● **EXERCISE DETAILS**:
Scan the records for lines holding "date". Say how many there are and give nothing else.

● **THE INPUT**:
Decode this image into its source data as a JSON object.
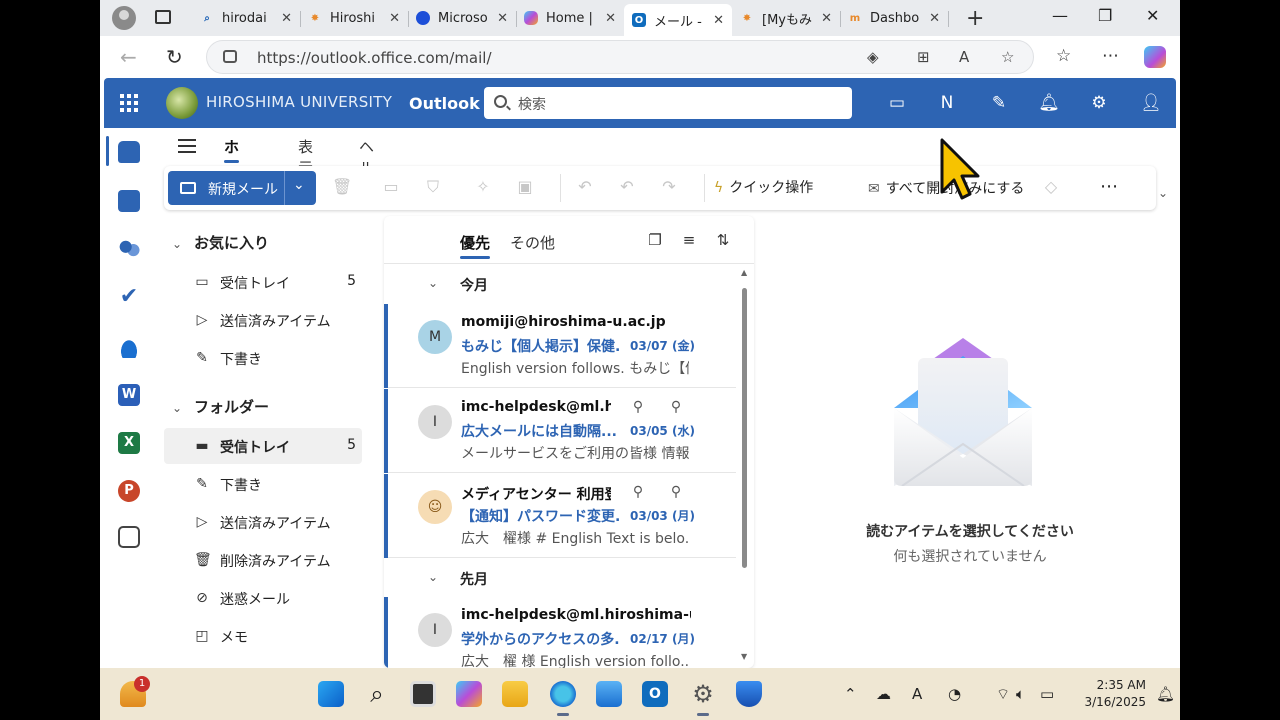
{
  "browser": {
    "tabs": [
      {
        "label": "hirodai",
        "icon": "search-icon",
        "active": false
      },
      {
        "label": "Hiroshi",
        "icon": "momiji-icon",
        "active": false
      },
      {
        "label": "Microso",
        "icon": "edge-icon",
        "active": false
      },
      {
        "label": "Home |",
        "icon": "copilot-icon",
        "active": false
      },
      {
        "label": "メール - ",
        "icon": "outlook-icon",
        "active": true
      },
      {
        "label": "[Myもみ",
        "icon": "momiji-icon",
        "active": false
      },
      {
        "label": "Dashbo",
        "icon": "moodle-icon",
        "active": false
      }
    ],
    "url": "https://outlook.office.com/mail/"
  },
  "outlook": {
    "org_name": "HIROSHIMA UNIVERSITY",
    "app_name": "Outlook",
    "search_placeholder": "検索",
    "ribbon_tabs": [
      "ホーム",
      "表示",
      "ヘルプ"
    ],
    "new_mail_label": "新規メール",
    "quick_steps_label": "クイック操作",
    "mark_all_read_label": "すべて開封済みにする"
  },
  "folders": {
    "favorites_label": "お気に入り",
    "favorites": [
      {
        "label": "受信トレイ",
        "count": "5",
        "icon": "inbox-icon"
      },
      {
        "label": "送信済みアイテム",
        "count": "",
        "icon": "send-icon"
      },
      {
        "label": "下書き",
        "count": "",
        "icon": "draft-icon"
      }
    ],
    "folders_label": "フォルダー",
    "folders": [
      {
        "label": "受信トレイ",
        "count": "5",
        "icon": "inbox-icon",
        "selected": true
      },
      {
        "label": "下書き",
        "count": "",
        "icon": "draft-icon"
      },
      {
        "label": "送信済みアイテム",
        "count": "",
        "icon": "send-icon"
      },
      {
        "label": "削除済みアイテム",
        "count": "",
        "icon": "trash-icon"
      },
      {
        "label": "迷惑メール",
        "count": "",
        "icon": "junk-icon"
      },
      {
        "label": "メモ",
        "count": "",
        "icon": "note-icon"
      }
    ]
  },
  "list": {
    "tab_focused": "優先",
    "tab_other": "その他",
    "group_this_month": "今月",
    "group_last_month": "先月",
    "messages": [
      {
        "avatar": "M",
        "avatar_color": "#a9d3e6",
        "from": "momiji@hiroshima-u.ac.jp",
        "subject": "もみじ【個人掲示】保健...",
        "date": "03/07 (金)",
        "preview": "English version follows. もみじ【個...",
        "icons": []
      },
      {
        "avatar": "I",
        "avatar_color": "#dcdcdc",
        "from": "imc-helpdesk@ml.hi...",
        "subject": "広大メールには自動隔...",
        "date": "03/05 (水)",
        "preview": "メールサービスをご利用の皆様 情報メ...",
        "icons": [
          "ribbon-icon",
          "attachment-icon"
        ]
      },
      {
        "avatar": "person",
        "avatar_color": "#f6dcb4",
        "from": "メディアセンター 利用登...",
        "subject": "【通知】パスワード変更...",
        "date": "03/03 (月)",
        "preview": "広大　櫂様 # English Text is belo...",
        "icons": [
          "ribbon-icon",
          "attachment-icon"
        ]
      },
      {
        "avatar": "I",
        "avatar_color": "#dcdcdc",
        "from": "imc-helpdesk@ml.hiroshima-u....",
        "subject": "学外からのアクセスの多...",
        "date": "02/17 (月)",
        "preview": "広大　櫂 様 English version follo...",
        "icons": []
      }
    ]
  },
  "reading": {
    "title": "読むアイテムを選択してください",
    "subtitle": "何も選択されていません"
  },
  "taskbar": {
    "weather_badge": "1",
    "time": "2:35 AM",
    "date": "3/16/2025"
  }
}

● **SOLUTION FOR THIS TASK**:
5